As healthcare reform continues focus on the service delivery model for rehabilitation services, “transition” is now the verbiage to use versus the traditional term of “discharge”. As a verb, transition is the process or period of changing from one state or condition to another; as a noun, it means to undergo or cause to undergo a process or period of transition. Our goal is to adequately prepare the resident to be successful in their next level of care.
Top level researchers have identified seven key metrics linked to transition. These include:
- A formal operational planning process
- Transfer of information
- Engagement of the healthcare provider
- Engagement and engagement of the resident/caregiver
- Shared accountability
- Medication management
- Follow up care
It is very important to clearly understand the importance of resident and caregiver communication regarding their transition expectations. By establishing goals upon admission, we can utilize a variety of educational experiences to facilitate optimal understanding and accountability. Many of our residents do not have clear understanding of their medical condition, and they lack the ability to monitor the signs and symptoms of their disease or injuries. Their medications may be altered frequently during transitions. They may lack a clear understanding of their discharge needs. They look to us, their healthcare provider, for guidance — and it is our responsibility to offer this to the best of our knowledge and abilities.
It may be beneficial to review therapy care plans with the following questions in mind:
- Are the plans functional and relevant to the specific needs of the resident in the anticipated discharge location?
- Will our resident will be able to function independently or will they require the support of a caregiver?
- Will environmental modifications be required?
- Do we have a picture of the home environment via measurements and photos?
- Do we understand our role as a patient advocate?

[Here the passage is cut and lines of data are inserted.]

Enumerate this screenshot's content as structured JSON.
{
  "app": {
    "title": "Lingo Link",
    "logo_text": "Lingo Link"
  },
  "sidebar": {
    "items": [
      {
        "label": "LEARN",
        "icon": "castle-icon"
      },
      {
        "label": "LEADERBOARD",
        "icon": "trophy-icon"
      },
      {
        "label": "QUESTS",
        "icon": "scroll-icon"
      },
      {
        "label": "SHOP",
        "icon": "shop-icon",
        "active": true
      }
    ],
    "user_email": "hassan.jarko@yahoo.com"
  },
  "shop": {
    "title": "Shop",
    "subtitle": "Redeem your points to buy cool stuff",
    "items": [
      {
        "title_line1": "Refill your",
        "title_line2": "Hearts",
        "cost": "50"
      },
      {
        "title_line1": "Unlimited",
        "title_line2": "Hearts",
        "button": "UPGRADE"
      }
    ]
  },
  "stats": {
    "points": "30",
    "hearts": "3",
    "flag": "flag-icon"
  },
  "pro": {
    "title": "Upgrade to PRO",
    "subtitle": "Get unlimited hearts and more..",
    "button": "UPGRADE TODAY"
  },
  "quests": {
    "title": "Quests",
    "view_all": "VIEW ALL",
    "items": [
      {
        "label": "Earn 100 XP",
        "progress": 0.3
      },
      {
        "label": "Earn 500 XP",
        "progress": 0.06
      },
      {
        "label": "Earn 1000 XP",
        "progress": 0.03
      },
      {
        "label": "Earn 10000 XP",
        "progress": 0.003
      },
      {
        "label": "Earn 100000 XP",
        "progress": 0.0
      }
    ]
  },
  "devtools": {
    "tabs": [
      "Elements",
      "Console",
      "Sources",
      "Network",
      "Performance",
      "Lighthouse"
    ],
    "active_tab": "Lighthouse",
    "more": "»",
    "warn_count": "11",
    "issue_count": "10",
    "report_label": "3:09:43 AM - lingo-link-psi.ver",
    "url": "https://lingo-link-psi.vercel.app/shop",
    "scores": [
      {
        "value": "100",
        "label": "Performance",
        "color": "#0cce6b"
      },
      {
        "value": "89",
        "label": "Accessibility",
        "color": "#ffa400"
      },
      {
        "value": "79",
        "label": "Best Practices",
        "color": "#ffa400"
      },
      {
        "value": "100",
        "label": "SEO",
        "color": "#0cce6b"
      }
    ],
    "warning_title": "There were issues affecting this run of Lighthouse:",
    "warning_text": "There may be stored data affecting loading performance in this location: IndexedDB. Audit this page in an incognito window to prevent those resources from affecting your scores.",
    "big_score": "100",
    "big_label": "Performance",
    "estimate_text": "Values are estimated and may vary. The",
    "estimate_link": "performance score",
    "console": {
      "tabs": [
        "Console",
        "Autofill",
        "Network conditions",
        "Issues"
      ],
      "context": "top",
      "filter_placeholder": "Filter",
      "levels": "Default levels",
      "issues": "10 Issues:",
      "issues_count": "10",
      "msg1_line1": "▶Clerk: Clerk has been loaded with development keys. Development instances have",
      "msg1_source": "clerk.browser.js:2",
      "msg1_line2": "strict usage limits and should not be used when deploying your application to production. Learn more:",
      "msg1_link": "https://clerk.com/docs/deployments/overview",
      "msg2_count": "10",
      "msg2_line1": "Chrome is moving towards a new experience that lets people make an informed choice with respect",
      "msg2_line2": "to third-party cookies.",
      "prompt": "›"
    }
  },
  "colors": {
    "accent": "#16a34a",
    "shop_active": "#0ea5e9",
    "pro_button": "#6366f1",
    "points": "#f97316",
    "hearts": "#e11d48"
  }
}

- What resources do we use in our role as a health advocate?
- Do we feel comfortable in our role as a health educator?
- Do we comfortable with the principles of adult learning?
- Can we optimize opportunities to improve our collaboration with the interdisciplinary team?
Education for our residents and caregivers can easily be proven in individual and group settings. The Ohio State University webpage has extensive resources which can be beneficial as we focus on innovative transition planning, found here.